So what if we scrapped the entire idea of flat congressional pay and tried to think of it as an elaborate GoFundMe. (I hear that those are popular among the kids these days.)
No, I don’t mean a literal GoFundMe. That would be dumb. But let’s go with the idea of Congressional wages paid for by donations—because that’s basically what your taxes are.
But what if we treated your vote for a representative as a willingness to make a donation of $1 toward their salary?
According to the Census Bureau:
The average size of a congressional district based on the 2010 Census apportionment population will be 710,767. . . Based on the 2010 Census apportionment, the state with the largest average district size will be Montana (994,416), and the state with the smallest average district size will be Rhode Island (527,624).
The member with the highest potential salary would be Rep. Greg Gianforte (R-MT). You may remember him from the time he assaulted a reporter in 2016. He won reelection in 2018 with 256,661 votes. So for that term, he would be paid $256,661 a year. The member with the lowest earning potential would be Rep. James Langevin (D-RI). In his last reelect he received only 126,476 votes. Which means he would take a pay cut.
But since he’s been in Congress for the better part of 20 years, his voters tend to like him enough to keep sending him back, so maybe we could set a floor at the current salary of $174,000. It’s not exactly fair, but life never really is.
The idea, really, boils down to this: Politicians always talk about wanting to “earn your vote.” Well, let’s actually incentivize them to actually earn every possible vote they can. This means that a representative who actually leads and gets things done and motivates constituents to turn out for him can make more money.
Is this a perfect scheme? Obviously not.
What do you do about uncontested races in “safe” districts? Well, for one thing, there seem to be fewer truly “safe” districts as both parties are challenging each other more and more. And for another thing, maybe having congressional pay based on number of votes cast would incentivize politicians to stop gerrymandering districts, since representatives from gerrymandered districts would probably be paid less on average than reps from competitive districts.

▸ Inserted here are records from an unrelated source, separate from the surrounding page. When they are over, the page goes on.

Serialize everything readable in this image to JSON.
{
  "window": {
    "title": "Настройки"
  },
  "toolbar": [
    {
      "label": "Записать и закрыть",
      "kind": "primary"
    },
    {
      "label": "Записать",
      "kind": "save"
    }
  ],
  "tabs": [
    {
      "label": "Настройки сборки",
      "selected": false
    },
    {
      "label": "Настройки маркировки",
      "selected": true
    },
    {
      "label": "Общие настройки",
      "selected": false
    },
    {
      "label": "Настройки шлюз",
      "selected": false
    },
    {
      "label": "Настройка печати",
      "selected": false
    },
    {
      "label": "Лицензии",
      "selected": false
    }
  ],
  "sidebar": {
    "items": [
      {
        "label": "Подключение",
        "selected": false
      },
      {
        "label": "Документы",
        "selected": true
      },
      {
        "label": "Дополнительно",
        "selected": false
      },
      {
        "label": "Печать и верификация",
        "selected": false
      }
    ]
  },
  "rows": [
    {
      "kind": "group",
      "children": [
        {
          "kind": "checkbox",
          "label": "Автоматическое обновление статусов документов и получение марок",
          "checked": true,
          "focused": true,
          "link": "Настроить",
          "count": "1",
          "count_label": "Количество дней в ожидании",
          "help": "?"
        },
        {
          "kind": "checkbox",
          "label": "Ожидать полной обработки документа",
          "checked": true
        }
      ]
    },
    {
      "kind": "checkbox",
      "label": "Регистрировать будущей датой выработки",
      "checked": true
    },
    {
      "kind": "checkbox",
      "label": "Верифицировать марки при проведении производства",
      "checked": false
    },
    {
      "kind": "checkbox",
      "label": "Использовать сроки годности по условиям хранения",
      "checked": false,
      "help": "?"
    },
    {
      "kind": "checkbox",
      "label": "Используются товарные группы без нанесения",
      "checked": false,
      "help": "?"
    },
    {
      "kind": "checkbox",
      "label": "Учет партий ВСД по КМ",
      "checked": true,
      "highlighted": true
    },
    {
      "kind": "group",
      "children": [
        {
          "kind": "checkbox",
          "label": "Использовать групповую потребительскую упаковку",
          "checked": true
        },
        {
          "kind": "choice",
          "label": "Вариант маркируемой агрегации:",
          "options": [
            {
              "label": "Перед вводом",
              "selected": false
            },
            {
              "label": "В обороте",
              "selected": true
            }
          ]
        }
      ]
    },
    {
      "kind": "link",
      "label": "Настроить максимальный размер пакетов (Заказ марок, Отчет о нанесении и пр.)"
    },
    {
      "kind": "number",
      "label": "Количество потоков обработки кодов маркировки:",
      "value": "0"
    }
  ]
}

And what would you do about freshmen? They’d probably have to be brought in under some sort of rookie minimum number. It’s not quite fair to have them graded by voters before they’ve had the chance to do the job.
(As for senators, many of whom would be making millions under this plan, they’d be compensated differently. The second phase is repealing the 17th Amendment and returning the selection of senators to state legislators. And then we task the states with figuring out a way to pay them.)
There would be problems and unintended consequences. But it would also be deeply satisfying for voters because it would give them some measure of actual control over their elected representatives.
Look: A dollar isn’t much. It buys you a McDouble. You probably donate more to the guy on the corner in a given week, or round up your tip for good service at a restaurant or coffee shop. But the point is that when you walk into a voting booth, you’d get to decide if you are willing to donate a dollar to the person who says they want your vote. And if you think both options suck? Don’t vote at all or write somebody in. That’s one less dollar that the eventual winner will take home. And you cost them that dollar.
Feels good, doesn’t it?
Giving “We the People” a say in how our elected officials are compensated seems like a crazy idea. But the current system has maximized pandering and minimized the quality of people running for office.
Could it really happen? Almost certainly not.
But one of the upsides of the Trump presidency is that it has redefined our sense of the possible. If I hopped into a time machine, went back to 2004, and asked you which was more likely—Congress adopting merit pay or Donald Trump becoming the 45th president of the United States, which would you have said?